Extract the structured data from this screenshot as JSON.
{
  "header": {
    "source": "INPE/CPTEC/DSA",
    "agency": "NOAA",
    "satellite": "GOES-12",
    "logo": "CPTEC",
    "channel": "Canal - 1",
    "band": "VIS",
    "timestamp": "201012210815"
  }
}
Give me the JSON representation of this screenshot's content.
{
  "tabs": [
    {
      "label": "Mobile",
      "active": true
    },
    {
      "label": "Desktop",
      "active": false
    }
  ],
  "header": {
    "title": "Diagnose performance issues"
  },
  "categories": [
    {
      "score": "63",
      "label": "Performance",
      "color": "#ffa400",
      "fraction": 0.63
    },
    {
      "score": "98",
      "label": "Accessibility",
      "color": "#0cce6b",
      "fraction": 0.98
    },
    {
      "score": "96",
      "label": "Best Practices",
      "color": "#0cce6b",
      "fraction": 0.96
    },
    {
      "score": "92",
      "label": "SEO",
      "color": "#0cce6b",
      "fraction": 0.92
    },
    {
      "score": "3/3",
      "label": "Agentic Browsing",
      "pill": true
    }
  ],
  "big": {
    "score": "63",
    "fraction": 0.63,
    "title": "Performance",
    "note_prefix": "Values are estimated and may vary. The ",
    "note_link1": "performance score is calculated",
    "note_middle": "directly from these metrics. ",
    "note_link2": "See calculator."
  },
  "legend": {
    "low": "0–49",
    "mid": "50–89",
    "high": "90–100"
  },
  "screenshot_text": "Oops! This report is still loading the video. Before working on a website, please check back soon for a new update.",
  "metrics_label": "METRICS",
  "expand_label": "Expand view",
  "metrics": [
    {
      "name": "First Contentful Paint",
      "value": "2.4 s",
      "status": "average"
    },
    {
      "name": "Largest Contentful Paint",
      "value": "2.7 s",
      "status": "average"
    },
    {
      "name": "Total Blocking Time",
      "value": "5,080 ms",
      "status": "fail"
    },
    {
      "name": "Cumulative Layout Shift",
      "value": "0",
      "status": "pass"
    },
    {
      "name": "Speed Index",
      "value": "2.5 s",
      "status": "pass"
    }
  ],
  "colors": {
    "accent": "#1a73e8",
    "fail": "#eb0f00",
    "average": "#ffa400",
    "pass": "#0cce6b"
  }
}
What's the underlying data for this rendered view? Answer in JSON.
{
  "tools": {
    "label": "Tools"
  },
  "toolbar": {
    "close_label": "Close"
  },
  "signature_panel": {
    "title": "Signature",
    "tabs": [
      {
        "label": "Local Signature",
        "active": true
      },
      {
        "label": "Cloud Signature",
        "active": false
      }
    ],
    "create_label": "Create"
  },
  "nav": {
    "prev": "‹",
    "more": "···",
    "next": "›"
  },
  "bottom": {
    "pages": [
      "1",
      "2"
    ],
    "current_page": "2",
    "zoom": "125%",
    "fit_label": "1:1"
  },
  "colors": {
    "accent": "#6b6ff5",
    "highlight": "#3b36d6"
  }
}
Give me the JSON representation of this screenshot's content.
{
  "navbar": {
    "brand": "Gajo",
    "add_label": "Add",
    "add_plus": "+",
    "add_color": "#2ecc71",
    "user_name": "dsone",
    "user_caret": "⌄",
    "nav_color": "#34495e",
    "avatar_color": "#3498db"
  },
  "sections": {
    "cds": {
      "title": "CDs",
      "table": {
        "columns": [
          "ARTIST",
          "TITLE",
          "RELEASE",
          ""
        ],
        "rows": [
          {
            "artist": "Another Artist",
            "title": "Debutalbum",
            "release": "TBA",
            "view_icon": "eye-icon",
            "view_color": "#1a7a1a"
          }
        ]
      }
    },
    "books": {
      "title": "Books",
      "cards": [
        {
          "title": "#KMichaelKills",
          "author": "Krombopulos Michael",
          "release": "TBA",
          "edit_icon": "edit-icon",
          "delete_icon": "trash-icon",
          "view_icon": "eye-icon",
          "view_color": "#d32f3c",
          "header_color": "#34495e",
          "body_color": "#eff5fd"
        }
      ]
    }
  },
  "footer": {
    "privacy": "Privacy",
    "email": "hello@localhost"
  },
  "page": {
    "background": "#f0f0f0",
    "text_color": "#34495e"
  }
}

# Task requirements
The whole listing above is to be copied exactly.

# Answer to the exercise
Extract the structured data from this screenshot as JSON.
{
  "header": {
    "source": "INPE/CPTEC/DSA",
    "agency": "NOAA",
    "satellite": "GOES-12",
    "logo": "CPTEC",
    "channel": "Canal - 1",
    "band": "VIS",
    "timestamp": "201012210815"
  }
}
Give me the JSON representation of this screenshot's content.
{
  "tabs": [
    {
      "label": "Mobile",
      "active": true
    },
    {
      "label": "Desktop",
      "active": false
    }
  ],
  "header": {
    "title": "Diagnose performance issues"
  },
  "categories": [
    {
      "score": "63",
      "label": "Performance",
      "color": "#ffa400",
      "fraction": 0.63
    },
    {
      "score": "98",
      "label": "Accessibility",
      "color": "#0cce6b",
      "fraction": 0.98
    },
    {
      "score": "96",
      "label": "Best Practices",
      "color": "#0cce6b",
      "fraction": 0.96
    },
    {
      "score": "92",
      "label": "SEO",
      "color": "#0cce6b",
      "fraction": 0.92
    },
    {
      "score": "3/3",
      "label": "Agentic Browsing",
      "pill": true
    }
  ],
  "big": {
    "score": "63",
    "fraction": 0.63,
    "title": "Performance",
    "note_prefix": "Values are estimated and may vary. The ",
    "note_link1": "performance score is calculated",
    "note_middle": "directly from these metrics. ",
    "note_link2": "See calculator."
  },
  "legend": {
    "low": "0–49",
    "mid": "50–89",
    "high": "90–100"
  },
  "screenshot_text": "Oops! This report is still loading the video. Before working on a website, please check back soon for a new update.",
  "metrics_label": "METRICS",
  "expand_label": "Expand view",
  "metrics": [
    {
      "name": "First Contentful Paint",
      "value": "2.4 s",
      "status": "average"
    },
    {
      "name": "Largest Contentful Paint",
      "value": "2.7 s",
      "status": "average"
    },
    {
      "name": "Total Blocking Time",
      "value": "5,080 ms",
      "status": "fail"
    },
    {
      "name": "Cumulative Layout Shift",
      "value": "0",
      "status": "pass"
    },
    {
      "name": "Speed Index",
      "value": "2.5 s",
      "status": "pass"
    }
  ],
  "colors": {
    "accent": "#1a73e8",
    "fail": "#eb0f00",
    "average": "#ffa400",
    "pass": "#0cce6b"
  }
}
What's the underlying data for this rendered view? Answer in JSON.
{
  "tools": {
    "label": "Tools"
  },
  "toolbar": {
    "close_label": "Close"
  },
  "signature_panel": {
    "title": "Signature",
    "tabs": [
      {
        "label": "Local Signature",
        "active": true
      },
      {
        "label": "Cloud Signature",
        "active": false
      }
    ],
    "create_label": "Create"
  },
  "nav": {
    "prev": "‹",
    "more": "···",
    "next": "›"
  },
  "bottom": {
    "pages": [
      "1",
      "2"
    ],
    "current_page": "2",
    "zoom": "125%",
    "fit_label": "1:1"
  },
  "colors": {
    "accent": "#6b6ff5",
    "highlight": "#3b36d6"
  }
}
Give me the JSON representation of this screenshot's content.
{
  "navbar": {
    "brand": "Gajo",
    "add_label": "Add",
    "add_plus": "+",
    "add_color": "#2ecc71",
    "user_name": "dsone",
    "user_caret": "⌄",
    "nav_color": "#34495e",
    "avatar_color": "#3498db"
  },
  "sections": {
    "cds": {
      "title": "CDs",
      "table": {
        "columns": [
          "ARTIST",
          "TITLE",
          "RELEASE",
          ""
        ],
        "rows": [
          {
            "artist": "Another Artist",
            "title": "Debutalbum",
            "release": "TBA",
            "view_icon": "eye-icon",
            "view_color": "#1a7a1a"
          }
        ]
      }
    },
    "books": {
      "title": "Books",
      "cards": [
        {
          "title": "#KMichaelKills",
          "author": "Krombopulos Michael",
          "release": "TBA",
          "edit_icon": "edit-icon",
          "delete_icon": "trash-icon",
          "view_icon": "eye-icon",
          "view_color": "#d32f3c",
          "header_color": "#34495e",
          "body_color": "#eff5fd"
        }
      ]
    }
  },
  "footer": {
    "privacy": "Privacy",
    "email": "hello@localhost"
  },
  "page": {
    "background": "#f0f0f0",
    "text_color": "#34495e"
  }
}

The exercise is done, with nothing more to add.